We report on the analysis of two deep XMM-Newton observations of the magnetar Swift J1834.9-0846 and its surrounding extended emission taken in 2014 March and October, 2.5 and 3.1 yr after the source went into outburst. The magnetar is only weakly detected in the first observation, with an absorption-corrected flux erg s-1 cm-2 and a upper limit during the second observation of about 3 × 10-14 erg s-1 cm-2. This flux level is more than 3 orders of magnitude lower than the flux measured at the outburst onset in 2011 September. The extended emission, centered at the magnetar position and elongated toward the southwest, is clearly seen in both observations; it is best fit by a highly absorbed power law (PL), with a hydrogen column density of cm-2 and PL photon index . Its flux is constant between the two observations at erg s-1 cm-2. We find no statistically significant changes in the spectral shape or the flux of this extended emission over a period of 9 yr from 2005 to 2014. These new results strongly support the extended emission nature as a wind nebula and firmly establish Swift J1834.9-0846 as the first magnetar to show a surrounding wind nebula. Further, our results imply that such nebulae are no longer exclusive to rotation-powered pulsars and narrow the gap between these two subpopulations of isolated neutron stars. The size and spectrum of the nebula are compatible with those of pulsar-wind nebulae, but its radiative efficiency is markedly high, possibly pointing to an additional wind component in Swift J1834.9-0846.

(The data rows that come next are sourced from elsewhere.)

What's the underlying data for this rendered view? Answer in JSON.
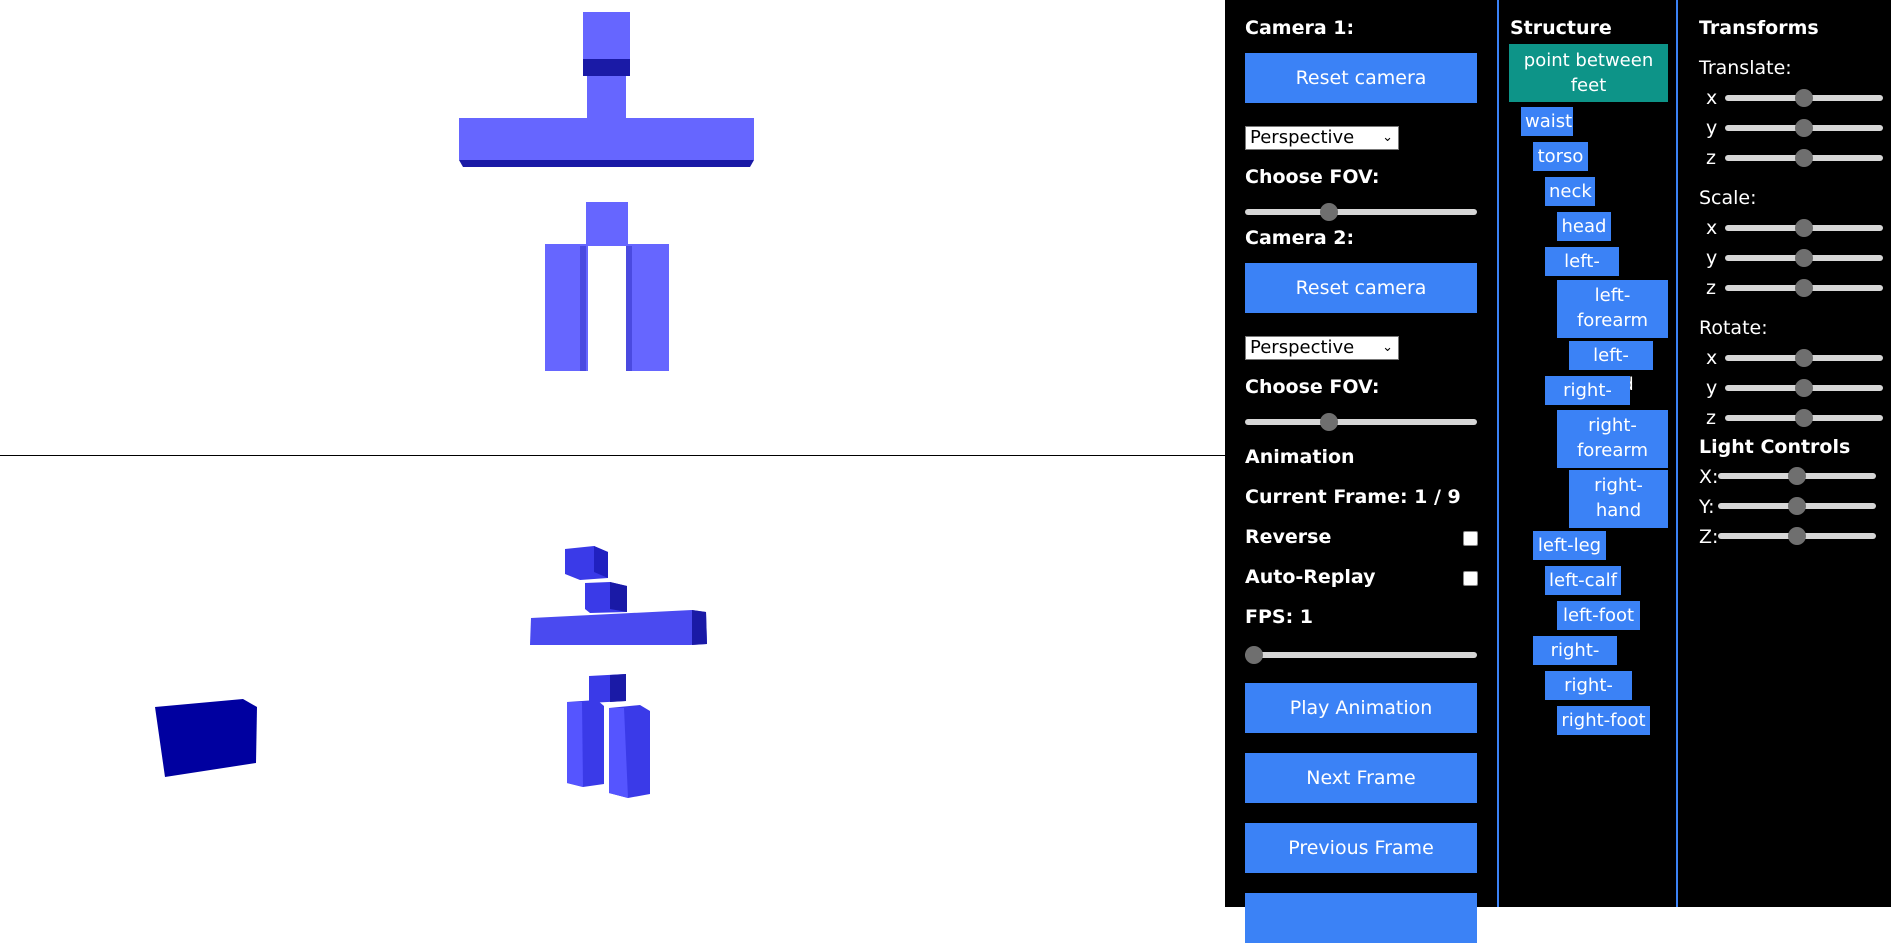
{
  "camera_panel": {
    "camera1_title": "Camera 1:",
    "camera1_reset": "Reset camera",
    "camera1_projection": "Perspective",
    "camera1_fov_label": "Choose FOV:",
    "camera1_fov_value": 0.35,
    "camera2_title": "Camera 2:",
    "camera2_reset": "Reset camera",
    "camera2_projection": "Perspective",
    "camera2_fov_label": "Choose FOV:",
    "camera2_fov_value": 0.35
  },
  "animation": {
    "title": "Animation",
    "current_frame": "Current Frame: 1 / 9",
    "reverse_label": "Reverse",
    "reverse_checked": false,
    "autoreplay_label": "Auto-Replay",
    "autoreplay_checked": false,
    "fps_label": "FPS: 1",
    "fps_value": 0.0,
    "play_button": "Play Animation",
    "next_button": "Next Frame",
    "prev_button": "Previous Frame"
  },
  "structure": {
    "title": "Structure",
    "nodes": [
      {
        "label": "point between feet",
        "selected": true
      },
      {
        "label": "waist"
      },
      {
        "label": "torso"
      },
      {
        "label": "neck"
      },
      {
        "label": "head"
      },
      {
        "label": "left-arm"
      },
      {
        "label": "left-forearm"
      },
      {
        "label": "left-hand"
      },
      {
        "label": "right-arm"
      },
      {
        "label": "right-forearm"
      },
      {
        "label": "right-hand"
      },
      {
        "label": "left-leg"
      },
      {
        "label": "left-calf"
      },
      {
        "label": "left-foot"
      },
      {
        "label": "right-leg"
      },
      {
        "label": "right-calf"
      },
      {
        "label": "right-foot"
      }
    ]
  },
  "transforms": {
    "title": "Transforms",
    "translate_label": "Translate:",
    "translate": [
      {
        "axis": "x",
        "value": 0.5
      },
      {
        "axis": "y",
        "value": 0.5
      },
      {
        "axis": "z",
        "value": 0.5
      }
    ],
    "scale_label": "Scale:",
    "scale": [
      {
        "axis": "x",
        "value": 0.5
      },
      {
        "axis": "y",
        "value": 0.5
      },
      {
        "axis": "z",
        "value": 0.5
      }
    ],
    "rotate_label": "Rotate:",
    "rotate": [
      {
        "axis": "x",
        "value": 0.5
      },
      {
        "axis": "y",
        "value": 0.5
      },
      {
        "axis": "z",
        "value": 0.5
      }
    ],
    "light_label": "Light Controls",
    "light": [
      {
        "axis": "X:",
        "value": 0.5
      },
      {
        "axis": "Y:",
        "value": 0.5
      },
      {
        "axis": "Z:",
        "value": 0.5
      }
    ]
  },
  "colors": {
    "button": "#3b82f6",
    "selected_node": "#0d9488",
    "model_light": "#6666ff",
    "model_dark": "#1a1aa6",
    "cube_dark": "#0000a0"
  }
}
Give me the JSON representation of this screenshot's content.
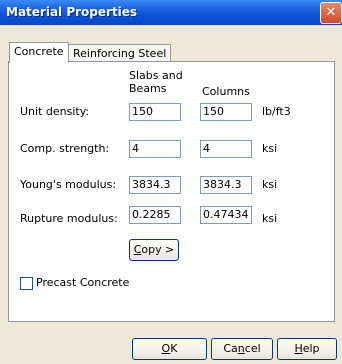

All Science Journal Classification (ASJC) codes
- Astronomy and Astrophysics
- Space and Planetary Science